## PROBLEM TO WORK ON
Copy out every entry precisely.

## INFORMATION SUPPLIED

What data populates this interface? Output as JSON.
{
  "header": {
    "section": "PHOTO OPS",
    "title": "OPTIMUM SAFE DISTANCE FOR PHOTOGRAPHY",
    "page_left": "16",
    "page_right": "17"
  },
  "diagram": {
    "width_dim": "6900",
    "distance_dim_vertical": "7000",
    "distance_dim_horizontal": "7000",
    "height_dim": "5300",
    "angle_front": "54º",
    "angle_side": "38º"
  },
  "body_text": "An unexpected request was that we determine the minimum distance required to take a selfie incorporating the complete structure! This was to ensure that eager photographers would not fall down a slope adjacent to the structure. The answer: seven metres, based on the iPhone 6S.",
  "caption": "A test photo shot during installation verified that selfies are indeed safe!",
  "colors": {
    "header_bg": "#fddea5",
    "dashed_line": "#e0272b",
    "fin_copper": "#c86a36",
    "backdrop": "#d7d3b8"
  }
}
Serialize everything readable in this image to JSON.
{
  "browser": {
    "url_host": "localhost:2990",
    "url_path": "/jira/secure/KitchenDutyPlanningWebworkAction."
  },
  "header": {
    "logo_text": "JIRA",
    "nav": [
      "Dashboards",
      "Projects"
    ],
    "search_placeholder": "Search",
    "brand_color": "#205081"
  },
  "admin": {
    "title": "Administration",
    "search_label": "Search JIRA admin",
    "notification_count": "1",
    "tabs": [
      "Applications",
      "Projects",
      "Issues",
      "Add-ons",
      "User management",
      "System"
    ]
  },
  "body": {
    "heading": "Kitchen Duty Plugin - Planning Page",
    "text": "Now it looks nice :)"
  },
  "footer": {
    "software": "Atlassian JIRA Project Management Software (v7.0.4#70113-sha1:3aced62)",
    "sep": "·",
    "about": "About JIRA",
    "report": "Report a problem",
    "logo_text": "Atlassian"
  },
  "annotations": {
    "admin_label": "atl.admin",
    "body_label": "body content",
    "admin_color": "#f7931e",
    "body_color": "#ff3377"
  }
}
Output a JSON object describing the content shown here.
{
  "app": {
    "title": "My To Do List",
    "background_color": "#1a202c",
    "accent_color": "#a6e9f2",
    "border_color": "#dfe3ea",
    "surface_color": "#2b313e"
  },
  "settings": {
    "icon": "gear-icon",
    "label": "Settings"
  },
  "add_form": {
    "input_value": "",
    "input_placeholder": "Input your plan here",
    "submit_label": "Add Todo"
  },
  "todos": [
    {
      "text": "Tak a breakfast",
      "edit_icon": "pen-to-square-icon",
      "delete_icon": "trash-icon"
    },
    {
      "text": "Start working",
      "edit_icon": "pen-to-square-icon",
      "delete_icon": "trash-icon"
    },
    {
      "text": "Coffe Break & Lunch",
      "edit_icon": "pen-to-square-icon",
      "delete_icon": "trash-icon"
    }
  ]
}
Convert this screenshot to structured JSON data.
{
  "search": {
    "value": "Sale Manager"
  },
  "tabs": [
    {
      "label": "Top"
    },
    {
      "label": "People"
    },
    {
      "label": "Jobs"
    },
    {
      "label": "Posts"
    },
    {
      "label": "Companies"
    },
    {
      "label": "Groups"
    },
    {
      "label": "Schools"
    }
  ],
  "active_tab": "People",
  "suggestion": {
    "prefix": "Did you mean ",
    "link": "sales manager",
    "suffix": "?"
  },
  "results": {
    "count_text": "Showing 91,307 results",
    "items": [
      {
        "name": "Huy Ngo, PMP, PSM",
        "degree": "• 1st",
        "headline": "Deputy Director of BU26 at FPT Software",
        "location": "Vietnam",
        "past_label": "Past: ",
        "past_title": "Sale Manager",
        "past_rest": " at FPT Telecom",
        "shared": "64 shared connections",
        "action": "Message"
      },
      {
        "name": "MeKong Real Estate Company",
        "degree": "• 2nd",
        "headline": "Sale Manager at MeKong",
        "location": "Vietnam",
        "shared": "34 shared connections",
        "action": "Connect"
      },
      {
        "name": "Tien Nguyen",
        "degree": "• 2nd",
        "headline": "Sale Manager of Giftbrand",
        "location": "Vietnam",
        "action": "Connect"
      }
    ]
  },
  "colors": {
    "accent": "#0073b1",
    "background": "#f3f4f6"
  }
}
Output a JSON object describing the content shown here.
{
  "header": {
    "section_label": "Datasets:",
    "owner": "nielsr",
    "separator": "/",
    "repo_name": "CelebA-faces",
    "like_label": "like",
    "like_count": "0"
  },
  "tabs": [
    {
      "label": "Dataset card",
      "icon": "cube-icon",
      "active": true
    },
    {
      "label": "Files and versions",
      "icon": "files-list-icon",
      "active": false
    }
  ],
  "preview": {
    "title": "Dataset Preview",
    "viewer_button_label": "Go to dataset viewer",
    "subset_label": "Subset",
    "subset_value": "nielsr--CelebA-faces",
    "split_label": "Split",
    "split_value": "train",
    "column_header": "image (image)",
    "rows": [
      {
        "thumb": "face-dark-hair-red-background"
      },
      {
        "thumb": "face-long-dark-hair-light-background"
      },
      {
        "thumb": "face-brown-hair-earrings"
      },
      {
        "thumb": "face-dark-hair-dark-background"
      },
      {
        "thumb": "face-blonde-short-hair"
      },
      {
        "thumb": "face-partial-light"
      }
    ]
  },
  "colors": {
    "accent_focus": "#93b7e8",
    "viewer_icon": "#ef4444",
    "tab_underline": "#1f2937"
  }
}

## RESULT
What data populates this interface? Output as JSON.
{
  "header": {
    "section": "PHOTO OPS",
    "title": "OPTIMUM SAFE DISTANCE FOR PHOTOGRAPHY",
    "page_left": "16",
    "page_right": "17"
  },
  "diagram": {
    "width_dim": "6900",
    "distance_dim_vertical": "7000",
    "distance_dim_horizontal": "7000",
    "height_dim": "5300",
    "angle_front": "54º",
    "angle_side": "38º"
  },
  "body_text": "An unexpected request was that we determine the minimum distance required to take a selfie incorporating the complete structure! This was to ensure that eager photographers would not fall down a slope adjacent to the structure. The answer: seven metres, based on the iPhone 6S.",
  "caption": "A test photo shot during installation verified that selfies are indeed safe!",
  "colors": {
    "header_bg": "#fddea5",
    "dashed_line": "#e0272b",
    "fin_copper": "#c86a36",
    "backdrop": "#d7d3b8"
  }
}
Serialize everything readable in this image to JSON.
{
  "browser": {
    "url_host": "localhost:2990",
    "url_path": "/jira/secure/KitchenDutyPlanningWebworkAction."
  },
  "header": {
    "logo_text": "JIRA",
    "nav": [
      "Dashboards",
      "Projects"
    ],
    "search_placeholder": "Search",
    "brand_color": "#205081"
  },
  "admin": {
    "title": "Administration",
    "search_label": "Search JIRA admin",
    "notification_count": "1",
    "tabs": [
      "Applications",
      "Projects",
      "Issues",
      "Add-ons",
      "User management",
      "System"
    ]
  },
  "body": {
    "heading": "Kitchen Duty Plugin - Planning Page",
    "text": "Now it looks nice :)"
  },
  "footer": {
    "software": "Atlassian JIRA Project Management Software (v7.0.4#70113-sha1:3aced62)",
    "sep": "·",
    "about": "About JIRA",
    "report": "Report a problem",
    "logo_text": "Atlassian"
  },
  "annotations": {
    "admin_label": "atl.admin",
    "body_label": "body content",
    "admin_color": "#f7931e",
    "body_color": "#ff3377"
  }
}
Output a JSON object describing the content shown here.
{
  "app": {
    "title": "My To Do List",
    "background_color": "#1a202c",
    "accent_color": "#a6e9f2",
    "border_color": "#dfe3ea",
    "surface_color": "#2b313e"
  },
  "settings": {
    "icon": "gear-icon",
    "label": "Settings"
  },
  "add_form": {
    "input_value": "",
    "input_placeholder": "Input your plan here",
    "submit_label": "Add Todo"
  },
  "todos": [
    {
      "text": "Tak a breakfast",
      "edit_icon": "pen-to-square-icon",
      "delete_icon": "trash-icon"
    },
    {
      "text": "Start working",
      "edit_icon": "pen-to-square-icon",
      "delete_icon": "trash-icon"
    },
    {
      "text": "Coffe Break & Lunch",
      "edit_icon": "pen-to-square-icon",
      "delete_icon": "trash-icon"
    }
  ]
}
Convert this screenshot to structured JSON data.
{
  "search": {
    "value": "Sale Manager"
  },
  "tabs": [
    {
      "label": "Top"
    },
    {
      "label": "People"
    },
    {
      "label": "Jobs"
    },
    {
      "label": "Posts"
    },
    {
      "label": "Companies"
    },
    {
      "label": "Groups"
    },
    {
      "label": "Schools"
    }
  ],
  "active_tab": "People",
  "suggestion": {
    "prefix": "Did you mean ",
    "link": "sales manager",
    "suffix": "?"
  },
  "results": {
    "count_text": "Showing 91,307 results",
    "items": [
      {
        "name": "Huy Ngo, PMP, PSM",
        "degree": "• 1st",
        "headline": "Deputy Director of BU26 at FPT Software",
        "location": "Vietnam",
        "past_label": "Past: ",
        "past_title": "Sale Manager",
        "past_rest": " at FPT Telecom",
        "shared": "64 shared connections",
        "action": "Message"
      },
      {
        "name": "MeKong Real Estate Company",
        "degree": "• 2nd",
        "headline": "Sale Manager at MeKong",
        "location": "Vietnam",
        "shared": "34 shared connections",
        "action": "Connect"
      },
      {
        "name": "Tien Nguyen",
        "degree": "• 2nd",
        "headline": "Sale Manager of Giftbrand",
        "location": "Vietnam",
        "action": "Connect"
      }
    ]
  },
  "colors": {
    "accent": "#0073b1",
    "background": "#f3f4f6"
  }
}
Output a JSON object describing the content shown here.
{
  "header": {
    "section_label": "Datasets:",
    "owner": "nielsr",
    "separator": "/",
    "repo_name": "CelebA-faces",
    "like_label": "like",
    "like_count": "0"
  },
  "tabs": [
    {
      "label": "Dataset card",
      "icon": "cube-icon",
      "active": true
    },
    {
      "label": "Files and versions",
      "icon": "files-list-icon",
      "active": false
    }
  ],
  "preview": {
    "title": "Dataset Preview",
    "viewer_button_label": "Go to dataset viewer",
    "subset_label": "Subset",
    "subset_value": "nielsr--CelebA-faces",
    "split_label": "Split",
    "split_value": "train",
    "column_header": "image (image)",
    "rows": [
      {
        "thumb": "face-dark-hair-red-background"
      },
      {
        "thumb": "face-long-dark-hair-light-background"
      },
      {
        "thumb": "face-brown-hair-earrings"
      },
      {
        "thumb": "face-dark-hair-dark-background"
      },
      {
        "thumb": "face-blonde-short-hair"
      },
      {
        "thumb": "face-partial-light"
      }
    ]
  },
  "colors": {
    "accent_focus": "#93b7e8",
    "viewer_icon": "#ef4444",
    "tab_underline": "#1f2937"
  }
}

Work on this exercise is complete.